Dr. Bombaro then goes on to give a brief summary of what each author will be discussing in his or her chapter. They all sound interesting (so, Readers, go and order the book on Amazon!). However, one chapter already has me irritated. One author plans to address NT scholar Gerd Luedemann’s theory that the disciples had visions/hallucinations of a bodily resurrected Jesus and these hallucinations/visions caused them to believe that he had been resurrected. The author (and Dr. Bombaro) poo poo this idea stating essentially that first century Jews would never confuse an (imaginary) body in a vision or hallucination with a real tactile physical body. This is the “First Century Jews were Super Humans” generalization. It belongs in the same category as “No First Century Jew Would Move a Dead Body on the Sabbath” generalization, and many others. For some reason, conservative/moderate Christians believe that first century Jews never broke the Law; they never violated Jewish customs and traditions. Conservative/moderate Christians believe that the reanimation of a dead corpse is more probable than a first century Jew having an hallucination and believing that the body which he saw in the hallucination was real.

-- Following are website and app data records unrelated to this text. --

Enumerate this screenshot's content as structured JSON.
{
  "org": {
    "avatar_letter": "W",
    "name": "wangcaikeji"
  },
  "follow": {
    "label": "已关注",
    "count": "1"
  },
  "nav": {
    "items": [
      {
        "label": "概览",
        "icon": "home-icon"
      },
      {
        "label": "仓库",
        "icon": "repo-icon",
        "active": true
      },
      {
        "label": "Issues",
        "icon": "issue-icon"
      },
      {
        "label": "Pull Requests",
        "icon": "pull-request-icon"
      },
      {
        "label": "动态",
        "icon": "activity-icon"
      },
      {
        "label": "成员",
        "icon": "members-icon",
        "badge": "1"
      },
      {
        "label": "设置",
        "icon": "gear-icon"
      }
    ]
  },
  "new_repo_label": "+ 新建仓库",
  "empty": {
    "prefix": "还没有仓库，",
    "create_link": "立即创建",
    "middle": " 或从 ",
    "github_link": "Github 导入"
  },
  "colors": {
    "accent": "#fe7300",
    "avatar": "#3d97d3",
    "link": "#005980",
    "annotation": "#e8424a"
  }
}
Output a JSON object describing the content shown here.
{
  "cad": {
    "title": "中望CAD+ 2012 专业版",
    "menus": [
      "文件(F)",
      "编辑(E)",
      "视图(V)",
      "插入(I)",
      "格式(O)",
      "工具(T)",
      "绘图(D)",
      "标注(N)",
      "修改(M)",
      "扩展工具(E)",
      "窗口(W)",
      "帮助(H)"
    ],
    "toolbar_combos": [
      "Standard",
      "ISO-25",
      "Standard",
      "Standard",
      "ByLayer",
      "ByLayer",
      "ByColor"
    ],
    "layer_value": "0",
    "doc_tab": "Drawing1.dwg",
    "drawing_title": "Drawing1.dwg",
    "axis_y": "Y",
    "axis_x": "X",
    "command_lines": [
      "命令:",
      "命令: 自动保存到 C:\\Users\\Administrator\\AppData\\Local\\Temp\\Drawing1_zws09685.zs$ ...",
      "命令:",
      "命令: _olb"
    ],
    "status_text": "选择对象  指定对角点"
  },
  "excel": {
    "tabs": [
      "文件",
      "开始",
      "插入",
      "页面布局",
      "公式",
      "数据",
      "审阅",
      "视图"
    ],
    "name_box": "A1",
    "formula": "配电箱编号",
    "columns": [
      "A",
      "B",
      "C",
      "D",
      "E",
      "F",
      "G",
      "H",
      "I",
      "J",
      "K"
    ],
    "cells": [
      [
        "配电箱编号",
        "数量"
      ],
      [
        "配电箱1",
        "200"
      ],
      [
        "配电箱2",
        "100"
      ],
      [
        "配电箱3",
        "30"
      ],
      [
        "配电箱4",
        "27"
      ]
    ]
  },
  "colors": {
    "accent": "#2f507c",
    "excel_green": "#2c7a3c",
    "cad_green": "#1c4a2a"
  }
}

Sorry to break the news, Christians, but there is no evidence whatsoever that first century Jews were immune to mental illness and hallucinations. (Even mentally healthy people can have hallucinations when they are sleep deprived, emotionally distraught, have a high fever, etc.). All it took was just one disciple to hallucinate seeing a flesh and blood resurrected Jesus and that belief will remain real to him even after the hallucination is over.
The “No First Century Jew Would Believe or Do Such and Such” generalization falls flat on its face.
Update 2/15/2017: I posted a couple of comments on Bart Ehrman’s blog about some of the issues discussed in Dr. Bombaro and Dr. Francisco’s book. Below is one comment and Ehrman’s response:
February 14, 2017
Here is a quote from “The Resurrection Fact”, a book recently published by my former denomination which expresses this position [that no Jew would believe in the bodily resurrection of one person without visual and tactile evidence]:
“Hansen [one of the authors] straightforwardly contradicts Luedemann’s theses [that the disciples had non-veridical visions] by substantiating that the New Testament witnesses operated in a Semitic philosophical tradition that was intensely tactile and defined by a biblical narrative in which God was providential and miraculously active in space and time. It was the apostle’s deep commitment to a Jewish worldview that provided them resources to recognize the difference between trauma-induced visions and a bodily resurrection. Indeed, biblical Judaism had a profound understanding of material reality and, relatedly, its antithesis in terms of nonphysical entities. What the earliest Jewish Christians proclaimed was a bodily resurrection, and no one more so than Paul who was himself “a Pharisee, descended from Pharisees” (Acts 23:6).” —Dr. John Bombaro in the Introduction
I run into this all the time in my discussion with Christians: “Unlike people today, first century Jews would never have done or believed X, Y, or Z.”